Better that journalists surrender the old pretense to objectivity entirely. Our best reporters must still dig and keep digging, check and double-check as they investigate. They must still be fair to those they cover and give credit or blame where due. But can’t we now acknowledge that the New York Times and the Washington Post -- in their take on the news as well as in their editorials -- are deeply skeptical about Trump’s presidency?
Note that we are talking about The New York Times, The Washington Post, the Associated Press, Reuters, NPR, CNN, ABC, CBS, NBC, MSNBC, Comedy Central, Saturday Night Life, etc., etc., basically taking on -- What? -- the Drudge Report, the editorial pages of The Wall Street Journal, talk-TV shows on Fox and lots of small, openly conservative commentary websites? In terms of generating news and information, that's the new normal? That's a fair fight?
Some people are taking comfort in the fact that Stephens seems to focusing almost exclusively on political news.
But stop and think about it. Since, oh, 1973 or so, what have been the most divisive issues in American public life, especially once these issues are weaponized at the U.S. Supreme Court?
We are talking about moral, social and religious issues, of course, with America's current abortion regime and the Sexual Revolution driving most of the debate.

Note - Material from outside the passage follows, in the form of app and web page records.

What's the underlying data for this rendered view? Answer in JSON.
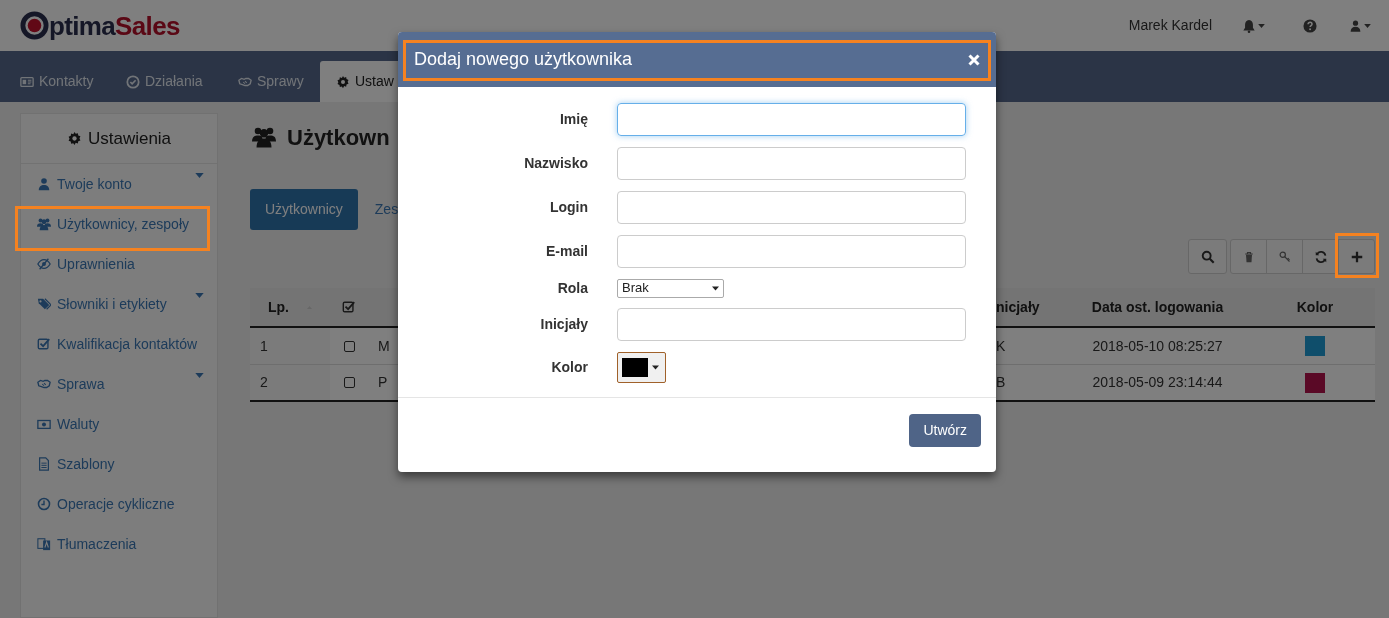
{
  "header": {
    "logo": {
      "part_1": "ptima",
      "part_2": "Sales"
    },
    "user_name": "Marek Kardel"
  },
  "nav_tabs": [
    {
      "label": "Kontakty",
      "selected": false
    },
    {
      "label": "Działania",
      "selected": false
    },
    {
      "label": "Sprawy",
      "selected": false
    },
    {
      "label": "Ustaw",
      "selected": true
    }
  ],
  "sidebar": {
    "title": "Ustawienia",
    "items": [
      {
        "label": "Twoje konto",
        "expandable": true,
        "highlighted": false
      },
      {
        "label": "Użytkownicy, zespoły",
        "expandable": false,
        "highlighted": true
      },
      {
        "label": "Uprawnienia",
        "expandable": false,
        "highlighted": false
      },
      {
        "label": "Słowniki i etykiety",
        "expandable": true,
        "highlighted": false
      },
      {
        "label": "Kwalifikacja kontaktów",
        "expandable": false,
        "highlighted": false
      },
      {
        "label": "Sprawa",
        "expandable": true,
        "highlighted": false
      },
      {
        "label": "Waluty",
        "expandable": false,
        "highlighted": false
      },
      {
        "label": "Szablony",
        "expandable": false,
        "highlighted": false
      },
      {
        "label": "Operacje cykliczne",
        "expandable": false,
        "highlighted": false
      },
      {
        "label": "Tłumaczenia",
        "expandable": false,
        "highlighted": false
      }
    ]
  },
  "page": {
    "title": "Użytkown",
    "tabs": [
      {
        "label": "Użytkownicy",
        "selected": true
      },
      {
        "label": "Zes",
        "selected": false
      }
    ]
  },
  "toolbar": [
    {
      "highlighted": false
    },
    {
      "highlighted": false
    },
    {
      "highlighted": false
    },
    {
      "highlighted": false
    },
    {
      "highlighted": true
    }
  ],
  "table": {
    "columns": {
      "lp": "Lp.",
      "initials": "nicjały",
      "last_login": "Data ost. logowania",
      "kolor": "Kolor"
    },
    "rows": [
      {
        "lp": "1",
        "checked": false,
        "column_3": "M",
        "initials": "K",
        "last_login": "2018-05-10 08:25:27",
        "color": "#0f4e6b"
      },
      {
        "lp": "2",
        "checked": false,
        "column_3": "P",
        "initials": "B",
        "last_login": "2018-05-09 23:14:44",
        "color": "#5a0926"
      }
    ]
  },
  "modal": {
    "title": "Dodaj nowego użytkownika",
    "highlighted": true,
    "fields": [
      {
        "kind": "text",
        "label": "Imię",
        "focused": true
      },
      {
        "kind": "text",
        "label": "Nazwisko",
        "focused": false
      },
      {
        "kind": "text",
        "label": "Login",
        "focused": false
      },
      {
        "kind": "text",
        "label": "E-mail",
        "focused": false
      },
      {
        "kind": "select",
        "label": "Rola",
        "value": "Brak"
      },
      {
        "kind": "text",
        "label": "Inicjały",
        "focused": false
      },
      {
        "kind": "color",
        "label": "Kolor",
        "color": "#000000"
      }
    ],
    "submit": "Utwórz"
  }
}
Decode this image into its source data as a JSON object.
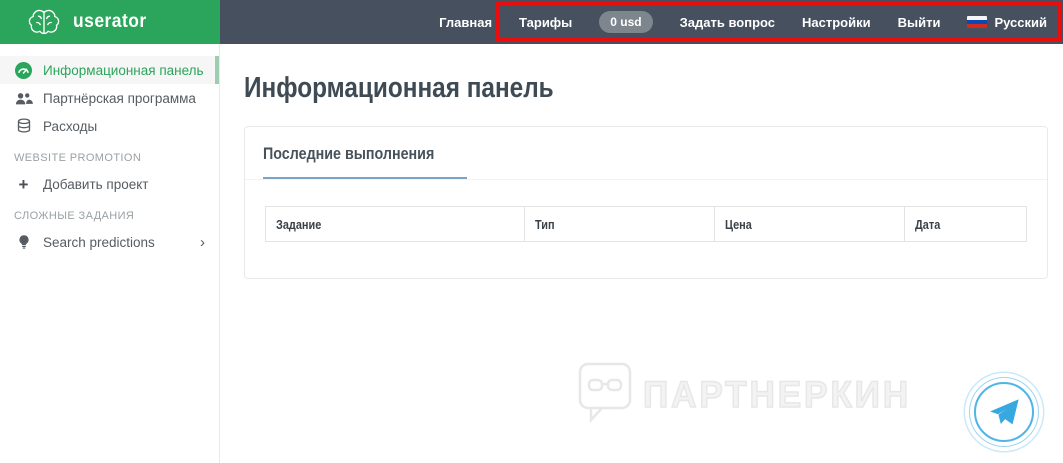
{
  "brand": {
    "name": "userator"
  },
  "nav": {
    "items": [
      {
        "label": "Главная"
      },
      {
        "label": "Тарифы"
      },
      {
        "label": "0 usd",
        "type": "balance-badge"
      },
      {
        "label": "Задать вопрос"
      },
      {
        "label": "Настройки"
      },
      {
        "label": "Выйти"
      },
      {
        "label": "Русский",
        "type": "language",
        "icon": "russian-flag-icon"
      }
    ]
  },
  "annotation": {
    "shape": "rectangle",
    "color": "#ea0d0d",
    "around": "top navigation items"
  },
  "sidebar": {
    "items": [
      {
        "label": "Информационная панель",
        "icon": "dashboard-gauge-icon",
        "active": true
      },
      {
        "label": "Партнёрская программа",
        "icon": "users-icon",
        "active": false
      },
      {
        "label": "Расходы",
        "icon": "coins-icon",
        "active": false
      }
    ],
    "section_website_promotion": "WEBSITE PROMOTION",
    "add_project": {
      "label": "Добавить проект",
      "icon": "plus-icon"
    },
    "section_complex_tasks": "СЛОЖНЫЕ ЗАДАНИЯ",
    "search_predictions": {
      "label": "Search predictions",
      "icon": "lightbulb-icon",
      "chevron": "›"
    }
  },
  "main": {
    "title": "Информационная панель",
    "card": {
      "tab": "Последние выполнения",
      "table": {
        "headers": [
          "Задание",
          "Тип",
          "Цена",
          "Дата"
        ],
        "rows": []
      }
    }
  },
  "watermark": {
    "text": "ПАРТНЕРКИН"
  },
  "colors": {
    "brand_green": "#2ba55b",
    "navbar_dark": "#46505f",
    "annotation_red": "#ea0d0d",
    "active_item_green": "#2ba55b",
    "tab_underline_blue": "#7aa3c4",
    "badge_gray": "#7e868d",
    "telegram_blue": "#37a8e0"
  }
}
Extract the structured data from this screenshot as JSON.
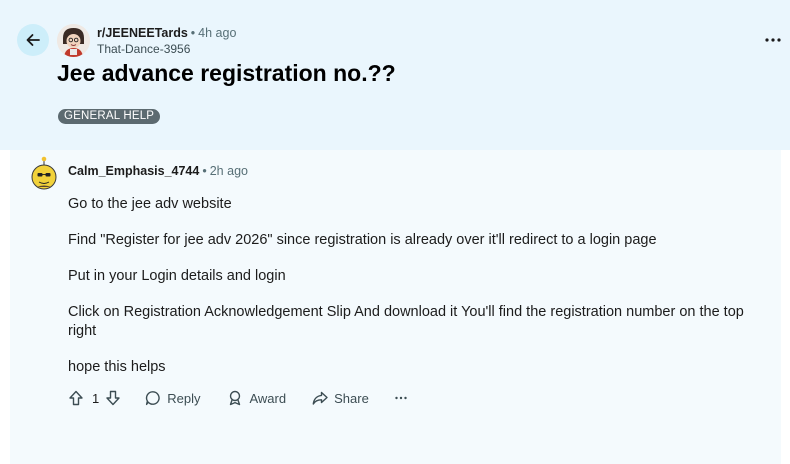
{
  "post": {
    "subreddit": "r/JEENEETards",
    "time": "4h ago",
    "author": "That-Dance-3956",
    "title": "Jee advance registration no.??",
    "flair": "GENERAL HELP"
  },
  "comment": {
    "user": "Calm_Emphasis_4744",
    "time": "2h ago",
    "paragraphs": [
      "Go to the jee adv website",
      "Find \"Register for jee adv 2026\" since registration is already over it'll redirect to a login page",
      "Put in your Login details and login",
      "Click on Registration Acknowledgement Slip And download it You'll find the registration number on the top right",
      "hope this helps"
    ],
    "votes": "1",
    "reply_label": "Reply",
    "award_label": "Award",
    "share_label": "Share"
  },
  "icons": {
    "back": "arrow-left-icon",
    "more": "more-horizontal-icon",
    "upvote": "arrow-up-icon",
    "downvote": "arrow-down-icon",
    "reply": "speech-bubble-icon",
    "award": "award-icon",
    "share": "share-arrow-icon"
  },
  "colors": {
    "header_bg": "#eaf6fd",
    "comment_bg": "#f4fafd",
    "back_button": "#cdeefa",
    "flair_bg": "#5c6a70"
  }
}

How long does it take for health-care debates in America to veer into topics linked to abortion, gender, etc.?
So what happens to religion-news coverage?
If openly partisan, no-holds-barred advocacy journalism is now the norm in the political pages, what happens in America's crucial national-level debates about, oh, religious liberty?